Exercise:
Below are entries; work out how many of their lines hold "this", giving only that number.

%%

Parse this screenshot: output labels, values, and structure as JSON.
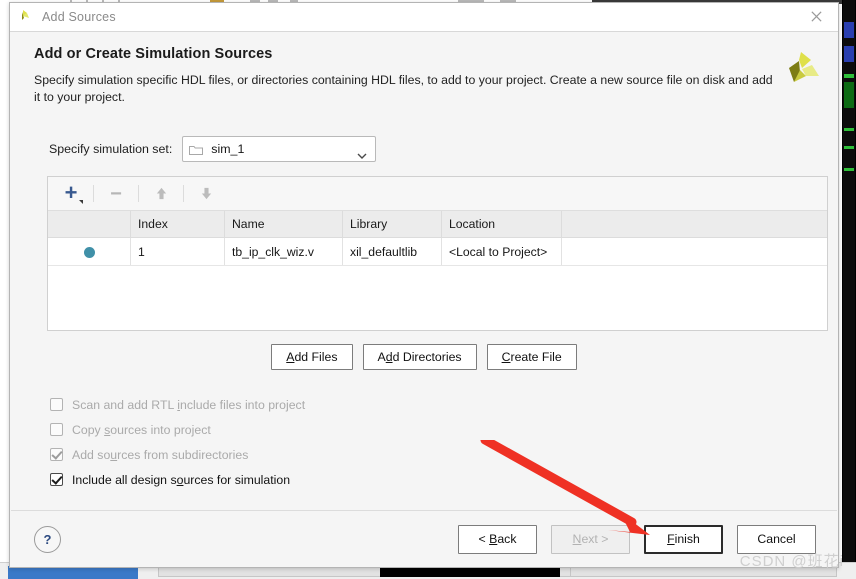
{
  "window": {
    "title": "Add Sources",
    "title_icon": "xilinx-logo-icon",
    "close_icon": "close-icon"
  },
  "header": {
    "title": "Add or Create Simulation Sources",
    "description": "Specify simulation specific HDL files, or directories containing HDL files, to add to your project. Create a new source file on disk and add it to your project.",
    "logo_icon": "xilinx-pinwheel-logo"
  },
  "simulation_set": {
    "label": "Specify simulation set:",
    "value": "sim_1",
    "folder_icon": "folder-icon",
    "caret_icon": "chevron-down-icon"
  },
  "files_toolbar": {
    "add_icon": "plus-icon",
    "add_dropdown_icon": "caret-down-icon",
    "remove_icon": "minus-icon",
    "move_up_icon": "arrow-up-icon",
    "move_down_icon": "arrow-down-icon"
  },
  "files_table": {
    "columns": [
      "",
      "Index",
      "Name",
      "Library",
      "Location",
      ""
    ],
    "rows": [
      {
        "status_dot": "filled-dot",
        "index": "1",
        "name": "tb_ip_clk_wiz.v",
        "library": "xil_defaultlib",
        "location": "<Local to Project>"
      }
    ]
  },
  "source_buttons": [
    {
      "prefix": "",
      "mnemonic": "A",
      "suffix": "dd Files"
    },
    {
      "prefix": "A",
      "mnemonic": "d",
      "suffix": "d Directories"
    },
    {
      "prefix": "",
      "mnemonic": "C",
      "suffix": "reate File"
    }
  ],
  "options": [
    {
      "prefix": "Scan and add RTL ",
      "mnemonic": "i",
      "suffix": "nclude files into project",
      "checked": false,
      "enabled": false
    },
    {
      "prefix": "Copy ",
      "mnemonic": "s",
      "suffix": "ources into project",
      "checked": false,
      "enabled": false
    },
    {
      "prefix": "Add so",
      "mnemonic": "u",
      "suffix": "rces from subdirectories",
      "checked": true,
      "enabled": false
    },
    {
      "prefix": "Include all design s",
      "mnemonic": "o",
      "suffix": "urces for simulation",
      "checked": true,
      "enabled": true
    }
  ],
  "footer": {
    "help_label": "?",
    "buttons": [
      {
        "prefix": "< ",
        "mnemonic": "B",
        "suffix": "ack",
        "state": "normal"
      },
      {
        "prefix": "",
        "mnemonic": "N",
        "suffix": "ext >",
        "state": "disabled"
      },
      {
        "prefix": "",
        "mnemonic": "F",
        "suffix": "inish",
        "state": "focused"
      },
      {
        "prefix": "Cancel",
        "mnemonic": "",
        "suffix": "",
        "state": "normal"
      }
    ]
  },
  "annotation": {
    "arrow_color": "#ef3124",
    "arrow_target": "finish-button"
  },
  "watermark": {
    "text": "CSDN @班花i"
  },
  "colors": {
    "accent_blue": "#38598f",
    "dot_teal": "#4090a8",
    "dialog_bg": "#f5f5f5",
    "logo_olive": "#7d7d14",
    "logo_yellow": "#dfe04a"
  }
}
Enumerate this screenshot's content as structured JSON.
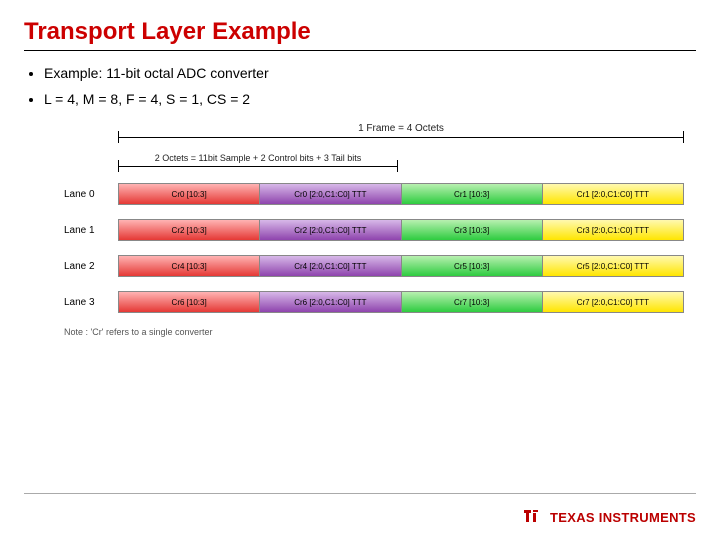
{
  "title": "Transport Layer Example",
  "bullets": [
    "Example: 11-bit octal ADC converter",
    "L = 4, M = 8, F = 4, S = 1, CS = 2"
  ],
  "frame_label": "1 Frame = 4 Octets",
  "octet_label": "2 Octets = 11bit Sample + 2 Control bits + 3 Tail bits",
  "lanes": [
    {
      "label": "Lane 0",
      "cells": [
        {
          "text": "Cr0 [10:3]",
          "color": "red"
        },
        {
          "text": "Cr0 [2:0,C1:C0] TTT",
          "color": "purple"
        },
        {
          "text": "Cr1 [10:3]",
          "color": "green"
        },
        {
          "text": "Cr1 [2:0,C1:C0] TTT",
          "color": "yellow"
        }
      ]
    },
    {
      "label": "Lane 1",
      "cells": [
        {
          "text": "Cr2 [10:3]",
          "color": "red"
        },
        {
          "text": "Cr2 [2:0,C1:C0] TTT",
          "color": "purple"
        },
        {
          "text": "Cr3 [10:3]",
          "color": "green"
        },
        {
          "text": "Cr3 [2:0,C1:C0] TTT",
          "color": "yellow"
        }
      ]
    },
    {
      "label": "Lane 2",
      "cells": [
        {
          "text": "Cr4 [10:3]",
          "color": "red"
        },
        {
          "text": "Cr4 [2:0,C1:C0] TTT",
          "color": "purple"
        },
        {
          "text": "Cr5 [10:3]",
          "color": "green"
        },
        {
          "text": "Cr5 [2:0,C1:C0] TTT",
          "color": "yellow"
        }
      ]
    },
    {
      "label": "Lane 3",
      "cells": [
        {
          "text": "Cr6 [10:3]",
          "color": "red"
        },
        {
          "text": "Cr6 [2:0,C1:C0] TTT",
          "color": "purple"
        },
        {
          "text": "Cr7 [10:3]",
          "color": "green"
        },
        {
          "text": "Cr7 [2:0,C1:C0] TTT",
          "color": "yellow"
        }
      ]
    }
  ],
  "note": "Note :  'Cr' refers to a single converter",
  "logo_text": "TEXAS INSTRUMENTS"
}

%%
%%

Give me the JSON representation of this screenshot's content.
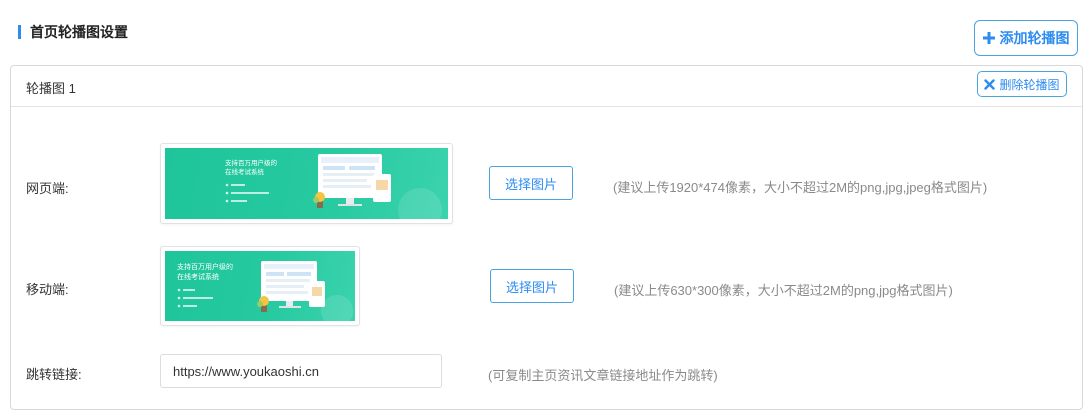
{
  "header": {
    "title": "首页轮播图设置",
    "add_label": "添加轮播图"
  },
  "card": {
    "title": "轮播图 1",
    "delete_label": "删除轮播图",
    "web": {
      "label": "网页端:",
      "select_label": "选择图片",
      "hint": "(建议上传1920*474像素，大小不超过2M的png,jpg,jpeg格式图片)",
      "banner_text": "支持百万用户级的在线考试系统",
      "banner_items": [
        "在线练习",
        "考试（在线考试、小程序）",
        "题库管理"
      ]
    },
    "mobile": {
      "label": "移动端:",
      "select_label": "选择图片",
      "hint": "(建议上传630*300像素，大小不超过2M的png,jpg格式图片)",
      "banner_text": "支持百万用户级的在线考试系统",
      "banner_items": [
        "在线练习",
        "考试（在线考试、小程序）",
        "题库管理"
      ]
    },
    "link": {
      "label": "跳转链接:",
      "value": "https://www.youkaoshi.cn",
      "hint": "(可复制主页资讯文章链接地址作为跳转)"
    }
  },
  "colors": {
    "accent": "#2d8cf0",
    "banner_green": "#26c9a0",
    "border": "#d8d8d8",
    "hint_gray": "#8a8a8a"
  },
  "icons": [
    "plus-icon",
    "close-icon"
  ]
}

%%

Expected output:
3